"At this point we are monitoring the movement," Col. Weerachon Sukhondhapatipak, a spokesman for the junta, told the Guardian about the Hunger Games-referencing protesters. "If it is an obvious form of resistance, then we have to control it so it doesn't cause any disorder in the country."

In case you're not up on the Hunger Games, the three-fingered salute is a form of silent protest against the series' authoritarian government:

So with opponents of the coup making use of an imagined Hollywood symbol to voice their discontent and the military preaching a doctrine of national happiness amid martial law, the situation in Thailand has reached a stalemate. The military leadership has said they will require at least 15 months to implement the necessary political "reforms" before staging elections, and the opposition has made little headway against the military regime.

"Stage three is a general election under an absolute democratic system that is acceptable to all sides," General Prayuth Chan-ocha, the head of the junta, said in a televised address. "Laws will be modernised so we can have good and honest people to run the country." Whom the general considers "good and honest people" remains unclear.

In the interim, the military appears set on pushing a saccharine form of politics -- they've even said they will roll out a happiness "index" to gauge the citizens feelings about the coup -- in the hope of maintaining stability. On Wednesday, the military lifted martial law in selected tourist spots, a bid to boost the country's beleaguered tourism industry, which has suffered immensely as a result of the political turmoil.

But there's little to worry about. After all, there are sergeants who have been "trained to perform on stage and keep audiences entertained and relaxed."

NICOLAS ASFOURI/AFP/Getty Images

Passport

Casting Call: Who Should Play Snowden and Greenwald?

Two pieces of recent entertainment news -- Oliver Stone picking up the rights to Luke Harding's book on the Edward Snowden saga; and Sony's purchase of the rights to Glenn Greenwald's book -- have sparked a heated debate here at FP headquarters: Who should play Greenwald and Snowden?


This won't be the first time espionage and journalism intersect on the silver screen. Last year, Benedict Cumberbatch delivered a masterful performance as Julian Assange in The Fifth Estate. Although Snowden and Greenwald lack some of Assange's more cinematic qualities -- the silver hair, the affect -- they too will surely serve as central characters in the upcoming films.

Here are our top candidates.

Number One: Ed Norton, whose name has been bandied about here at FP to play either role. It's perhaps not surprising that an actor of Norton's range would be a favorite for both roles. With an intellectual intensity that would seem to match both Greenwald and Snowden, he also falls so deeply into the category of "generic white dude" that he could probably pull off either role.  

Andrew Garfield is another name perpetually mentioned here at FP as a potential cinematic Snowden. He's certainly got that vaguely nerdy thing going on, but he'd be doing incredible favors for Snowden's hair.

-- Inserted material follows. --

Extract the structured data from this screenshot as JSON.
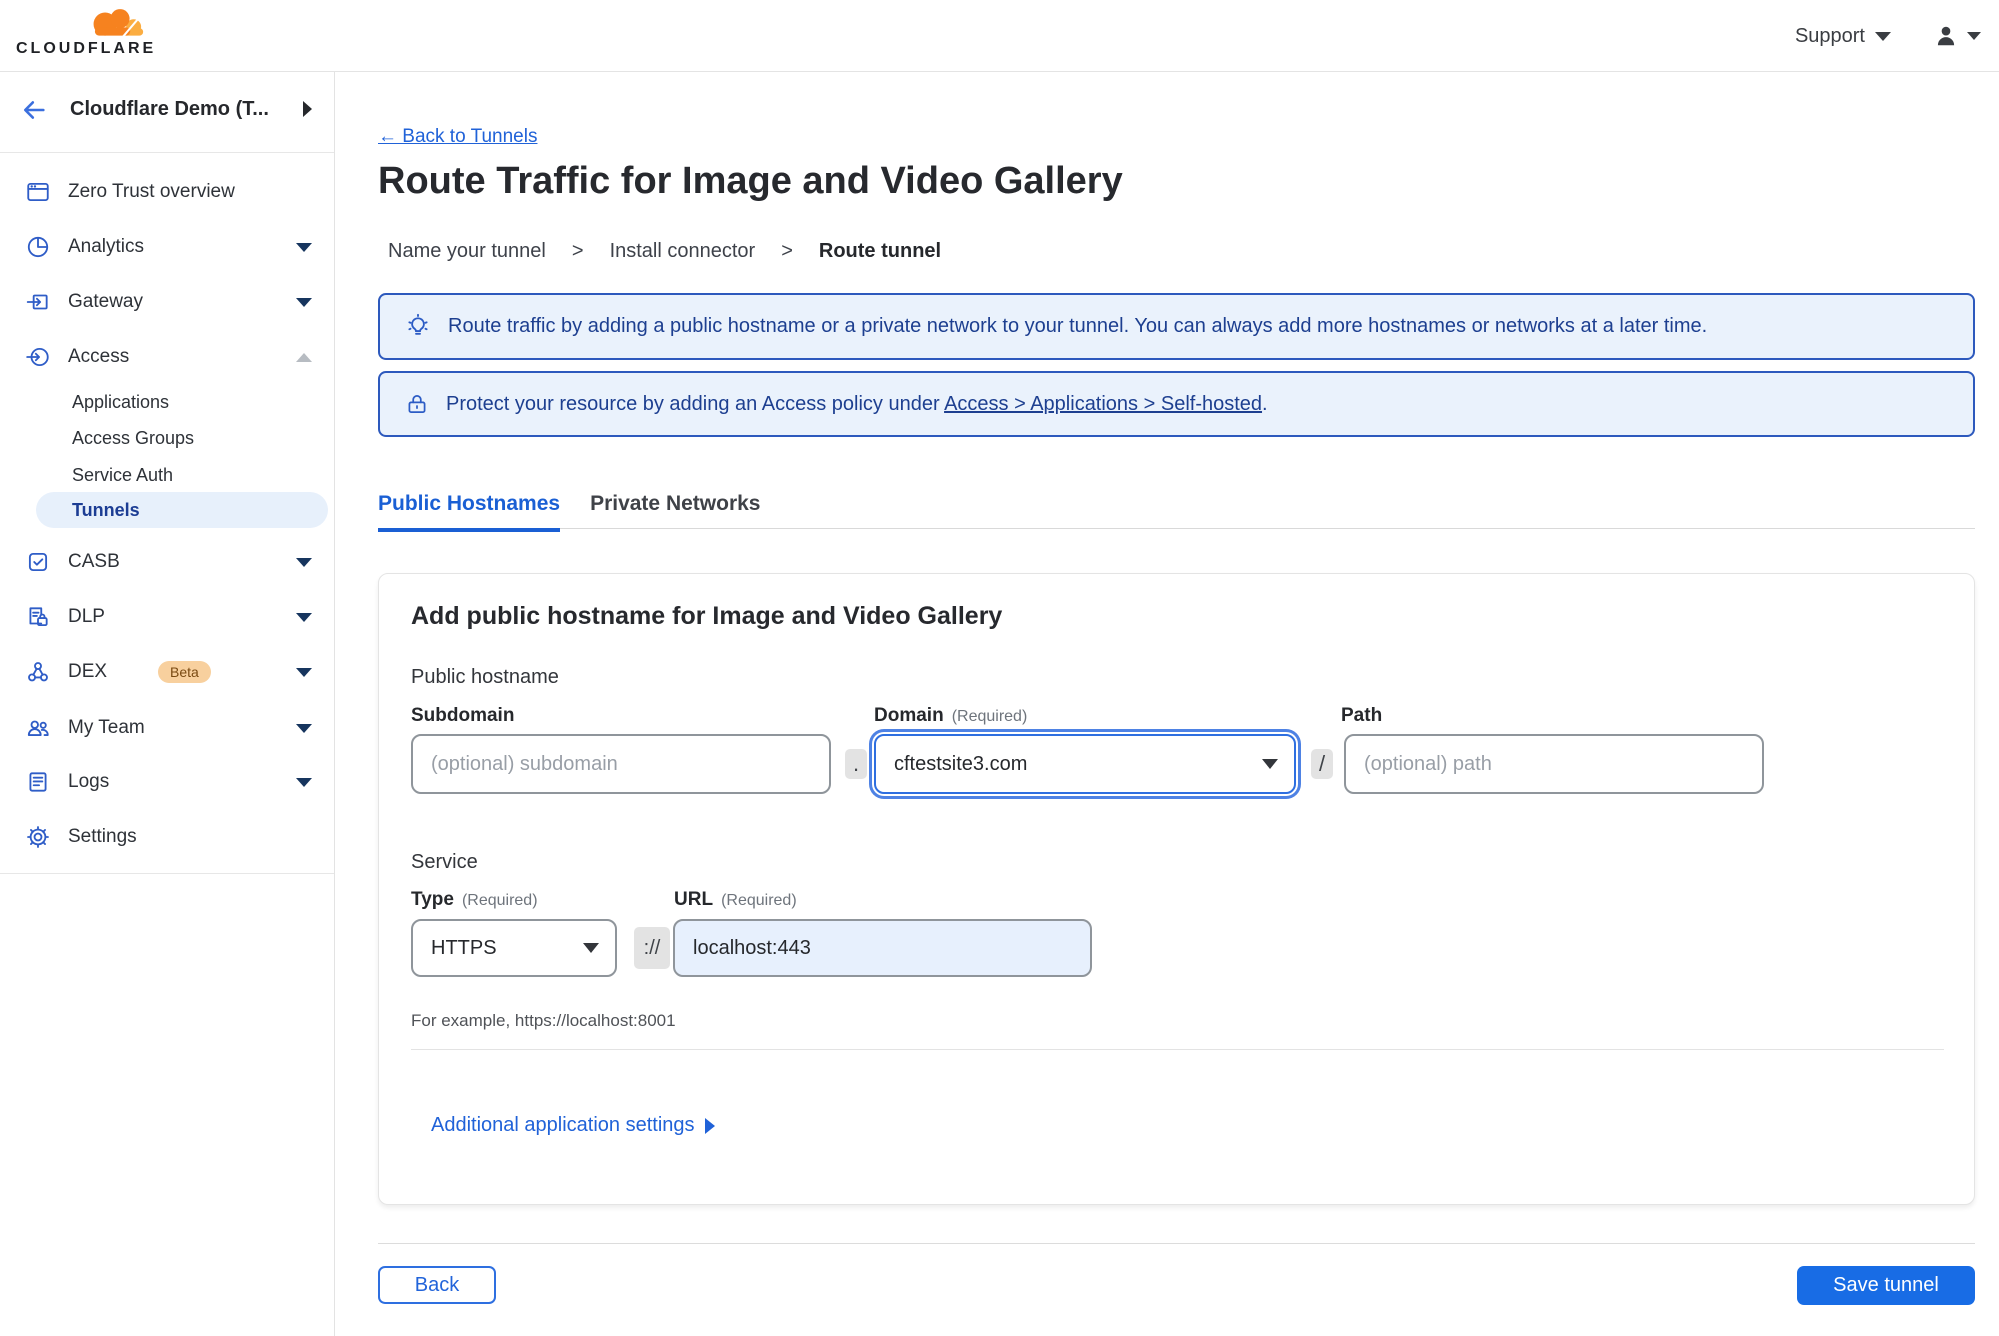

Beyond a vague resemblance to Greenwald, Mark Ruffalo knows how to play driven. He's currently starring as AIDS activist Ned Weeks in the film The Normal Heart, which tells the story of the early days of the HIV/AIDS crisis.

Perhaps best known for his role in The Office, B.J. Novak also appeared in Inglorious Basterds. A more attractive, less serious version of Greenwald, he'd perhaps inject a much-need dose of humor into the role.

Snowden has often been described by detractors as a disaffected, lonely, slightly weird man. If that's a caricature any of the filmmakers would care to embrace, we have your guy: Jimmi Simpson. You may remember him as the creepy hacker in the most recent season of House of Cards.

So he'd have to dye those brows -- or perhaps pluck them -- but isn't Daniel Radcliffe born to play Snowden? He began his career as the essential hero of coming-of-age millennials; now he could be inserted into a new morality play, this one about the evil of surveillance.

Peter Dinklage might not be around much longer on Game of Thrones, but his burgeoning on-screen buddy comedy with his brother, played by Nicolaj Coster-Waldau, has me dreading his departure. I can only pray they reunite as Greenwald and Snowden. Who's who? Come on now.

BRENDAN SMIALOWSKI/AFP/Getty Images